Tigger and Eyeore on Turning 60
by Terry Hogan
My wife is about to turn 60. She's much older than me (6 months). But that is not the only difference. We do share a common vision that turning 60 is one of those significant psychological doorways. It is a major event. But that is where our perceptions abruptly differ. We're a little like an old stereoscope photo card that has been cut in half and glued back together with different scenes.
My wife is actually looking forward to turning 60. She sees it as some sort of positive milestone. The extended family (children and grandchildren) will be gathering at a motel with an indoor swimming pool and other grandchildren-friendly amusements to celebrate this mile marker in her life.
It's amazing we're still married. We're the glass couple. For her, it is half full. For me, well you know. We're approaching another milestone in life before too long - 40 years of marriage. How can you last for 40 years when you can't agree about a glass of water? Ponder that for awhile.
For me, it takes some real effort to find something worth celebrating the 60th. I suppose you can say that you survived that long. But looking back over the nearly 60 years, there are certainly some periods of time that I wouldn't care to repeat. I believe we probably all have those spots in our personal histories. As some old sage said (maybe it was me?), "life ain't much, but it beats the alternative."
At 60, you're well past your prime. The hill that you went over isn't even visible in the rear view mirror. You're beginning to be a life's challenge and a major source of income to your (young) family doctor. Your insurance company is looking for a way to cancel your medical policy. In your heart, you feel you'd like to have an older doctor who understands what it is like to be getting all these quirky health issues - some big, some just annoying. But then you realize, if he was your age, he'd probably not remember who you are from one visit to another.
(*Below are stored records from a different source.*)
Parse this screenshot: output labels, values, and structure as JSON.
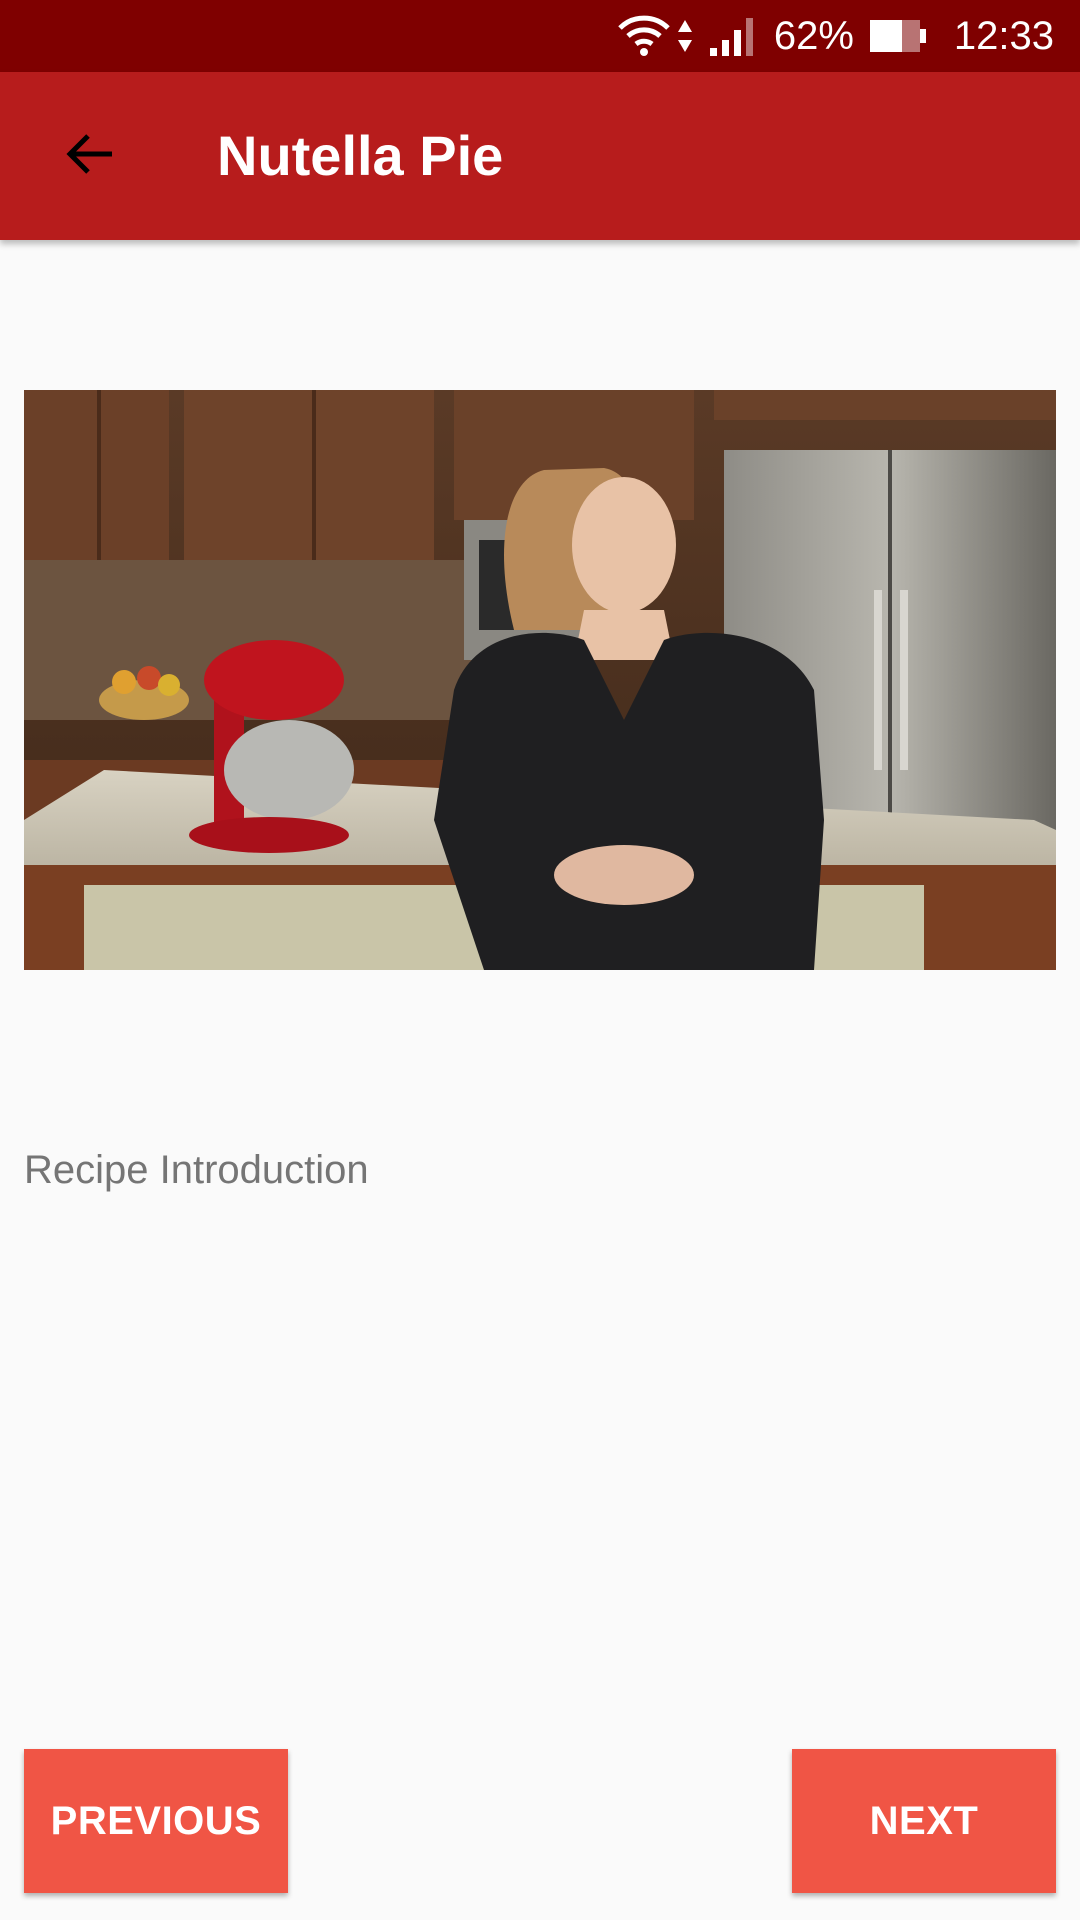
{
  "status_bar": {
    "battery_percent": "62%",
    "time": "12:33"
  },
  "app_bar": {
    "title": "Nutella Pie"
  },
  "step": {
    "description": "Recipe Introduction"
  },
  "navigation": {
    "previous_label": "PREVIOUS",
    "next_label": "NEXT"
  },
  "colors": {
    "status_bar": "#7f0000",
    "app_bar": "#b71c1c",
    "button": "#f05545",
    "background": "#fafafa"
  }
}
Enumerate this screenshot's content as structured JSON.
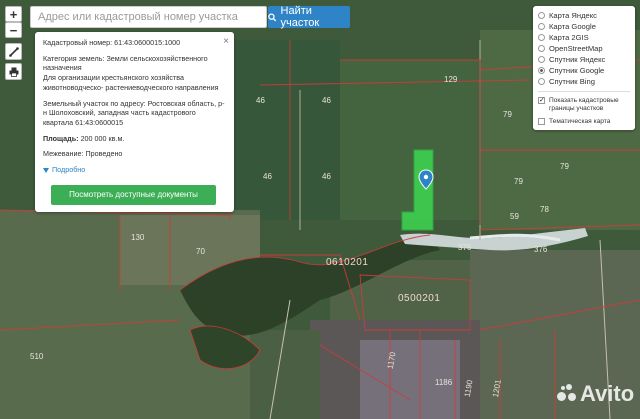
{
  "search": {
    "placeholder": "Адрес или кадастровый номер участка",
    "button_label": "Найти участок"
  },
  "controls": {
    "zoom_in": "+",
    "zoom_out": "−"
  },
  "info": {
    "cadastral_label": "Кадастровый номер:",
    "cadastral_value": "61:43:0600015:1000",
    "category_label": "Категория земель:",
    "category_value": "Земли сельскохозяйственного назначения",
    "purpose_value": "Для организации крестьянского хозяйства животноводческо- растениеводческого направления",
    "address_label": "Земельный участок по адресу:",
    "address_value": "Ростовская область, р-н Шолоховский, западная часть кадастрового квартала 61:43:0600015",
    "area_label": "Площадь:",
    "area_value": "200 000 кв.м.",
    "survey_label": "Межевание:",
    "survey_value": "Проведено",
    "more_label": "Подробно",
    "docs_button": "Посмотреть доступные документы",
    "close": "×"
  },
  "layers": {
    "options": [
      {
        "label": "Карта Яндекс",
        "selected": false
      },
      {
        "label": "Карта Google",
        "selected": false
      },
      {
        "label": "Карта 2GIS",
        "selected": false
      },
      {
        "label": "OpenStreetMap",
        "selected": false
      },
      {
        "label": "Спутник Яндекс",
        "selected": false
      },
      {
        "label": "Спутник Google",
        "selected": true
      },
      {
        "label": "Спутник Bing",
        "selected": false
      }
    ],
    "cadastral_borders": {
      "label": "Показать кадастровые границы участков",
      "checked": true
    },
    "thematic": {
      "label": "Тематическая карта",
      "checked": false
    }
  },
  "map": {
    "parcels": [
      "46",
      "46",
      "46",
      "46",
      "129",
      "79",
      "79",
      "79",
      "59",
      "78",
      "130",
      "70",
      "376",
      "376",
      "510",
      "1170",
      "1186",
      "1190",
      "1201"
    ],
    "quarters": [
      "0610201",
      "0500201"
    ]
  },
  "watermark": "Avito",
  "colors": {
    "accent_blue": "#2e84c6",
    "button_green": "#3caf56",
    "parcel_highlight": "#3ecf4f",
    "border_red": "#d23a3a"
  }
}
Who knows. Perhaps this short-term memory failure is nature's way of helping you forget about what you thought you could accomplish yesterday, but didn't because you got too tired and too sore.
That's another interesting thing about being old. When you were young, if you overworked, you got a "good tired" that day and woke up a little stiff and sore the next day. When you're old, you get stiff and sore while you're working. There is no overnight grace period.
I read somewhere (can't remember where now), that humor is tragedy viewed from a distance. Perhaps that is true. But it helps if it is your distance, and their tragedy. Did you ever watch the Ally McBeal show on TV? She was complaining about her problems. Her friend asked her why she (Ally) always thought her problems were so much more important that anyone else's. Ally answered, "Because they're mine." It is that personal perception framework that apparently makes all the difference.
While my wife looks forward to her 60th birthday, I see mine as primarily the better of two alternatives. It's probably better than not making it to my 60th birthday. Notwithstanding this fundamental difference in perception, I prefer hers, while still embracing mine. Going to another analogy, Louise is more like an aging "Tigger" from "Winnie the Pooh". She still bounces about, but maybe not quite as high or quite as often. I am "Eyeore". But that's OK, "I'll get by, don't worry about me."
I hope she has a bouncy 60th, surrounded by our bouncy grandchildren.